**Work order:**
Copy out each entry below verbatim, skipping the images.

(Records supplied)

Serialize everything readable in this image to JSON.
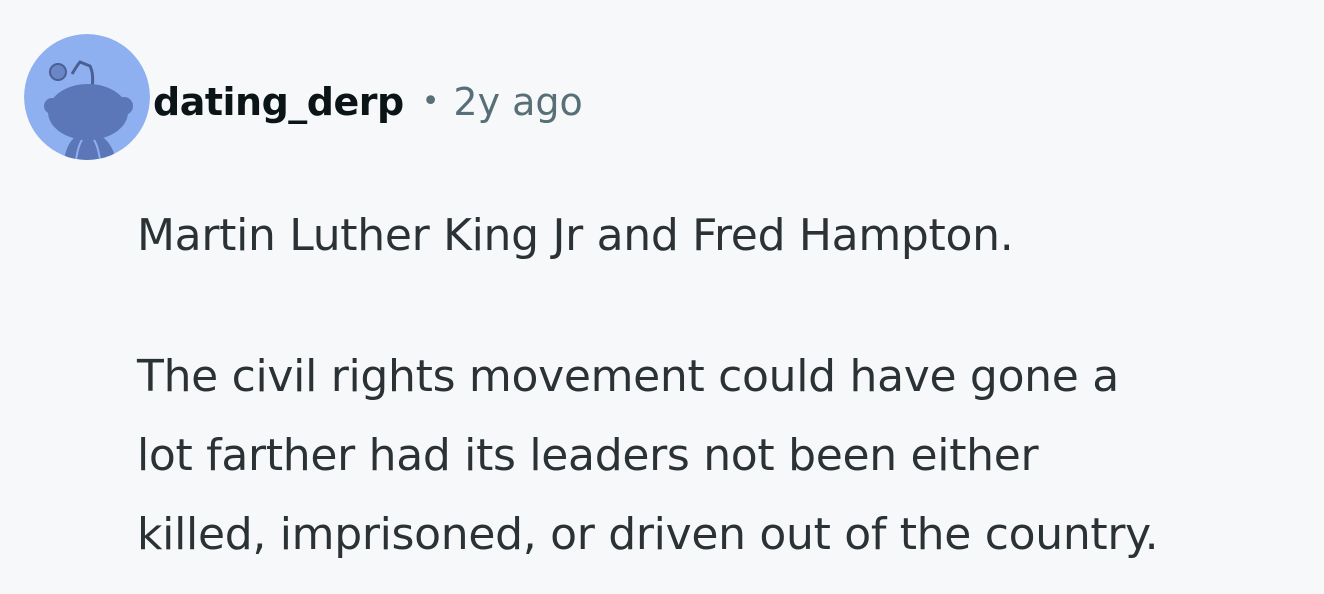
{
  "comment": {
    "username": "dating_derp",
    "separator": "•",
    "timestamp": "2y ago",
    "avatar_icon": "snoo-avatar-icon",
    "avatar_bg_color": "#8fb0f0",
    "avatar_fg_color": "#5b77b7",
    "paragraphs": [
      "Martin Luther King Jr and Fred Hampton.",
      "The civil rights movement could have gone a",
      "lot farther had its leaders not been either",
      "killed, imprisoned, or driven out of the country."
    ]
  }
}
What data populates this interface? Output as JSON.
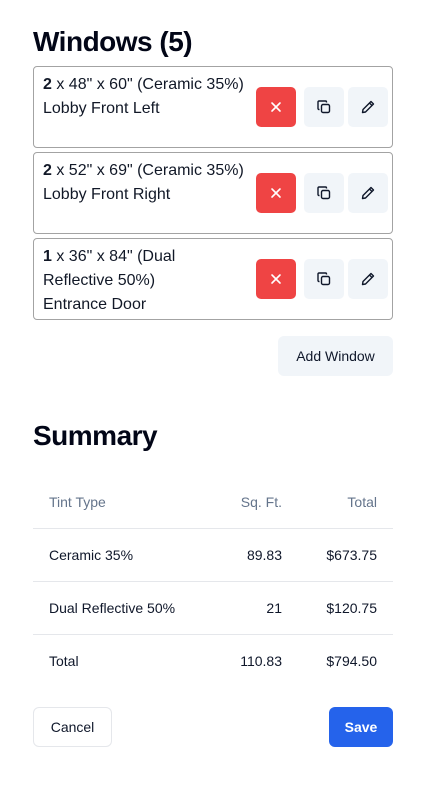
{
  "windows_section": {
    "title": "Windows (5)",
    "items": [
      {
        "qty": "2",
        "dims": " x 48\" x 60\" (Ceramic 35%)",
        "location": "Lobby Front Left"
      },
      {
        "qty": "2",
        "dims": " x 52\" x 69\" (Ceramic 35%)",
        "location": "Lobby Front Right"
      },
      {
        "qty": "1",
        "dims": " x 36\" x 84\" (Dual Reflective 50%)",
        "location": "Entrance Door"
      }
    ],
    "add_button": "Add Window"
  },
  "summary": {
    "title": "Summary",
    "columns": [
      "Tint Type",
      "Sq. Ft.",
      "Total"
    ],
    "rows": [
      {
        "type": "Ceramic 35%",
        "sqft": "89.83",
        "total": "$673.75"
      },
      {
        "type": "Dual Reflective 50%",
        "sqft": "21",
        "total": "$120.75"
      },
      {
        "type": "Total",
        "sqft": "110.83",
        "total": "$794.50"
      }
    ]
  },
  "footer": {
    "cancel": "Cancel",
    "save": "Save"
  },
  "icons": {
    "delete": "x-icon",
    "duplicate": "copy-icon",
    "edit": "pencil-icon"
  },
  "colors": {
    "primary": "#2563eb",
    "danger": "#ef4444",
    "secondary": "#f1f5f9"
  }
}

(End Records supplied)

**Result for this task:**
Serialize everything readable in this image to JSON.
{
  "comment": {
    "username": "dating_derp",
    "separator": "•",
    "timestamp": "2y ago",
    "avatar_icon": "snoo-avatar-icon",
    "avatar_bg_color": "#8fb0f0",
    "avatar_fg_color": "#5b77b7",
    "paragraphs": [
      "Martin Luther King Jr and Fred Hampton.",
      "The civil rights movement could have gone a",
      "lot farther had its leaders not been either",
      "killed, imprisoned, or driven out of the country."
    ]
  }
}
What data populates this interface? Output as JSON.
{
  "windows_section": {
    "title": "Windows (5)",
    "items": [
      {
        "qty": "2",
        "dims": " x 48\" x 60\" (Ceramic 35%)",
        "location": "Lobby Front Left"
      },
      {
        "qty": "2",
        "dims": " x 52\" x 69\" (Ceramic 35%)",
        "location": "Lobby Front Right"
      },
      {
        "qty": "1",
        "dims": " x 36\" x 84\" (Dual Reflective 50%)",
        "location": "Entrance Door"
      }
    ],
    "add_button": "Add Window"
  },
  "summary": {
    "title": "Summary",
    "columns": [
      "Tint Type",
      "Sq. Ft.",
      "Total"
    ],
    "rows": [
      {
        "type": "Ceramic 35%",
        "sqft": "89.83",
        "total": "$673.75"
      },
      {
        "type": "Dual Reflective 50%",
        "sqft": "21",
        "total": "$120.75"
      },
      {
        "type": "Total",
        "sqft": "110.83",
        "total": "$794.50"
      }
    ]
  },
  "footer": {
    "cancel": "Cancel",
    "save": "Save"
  },
  "icons": {
    "delete": "x-icon",
    "duplicate": "copy-icon",
    "edit": "pencil-icon"
  },
  "colors": {
    "primary": "#2563eb",
    "danger": "#ef4444",
    "secondary": "#f1f5f9"
  }
}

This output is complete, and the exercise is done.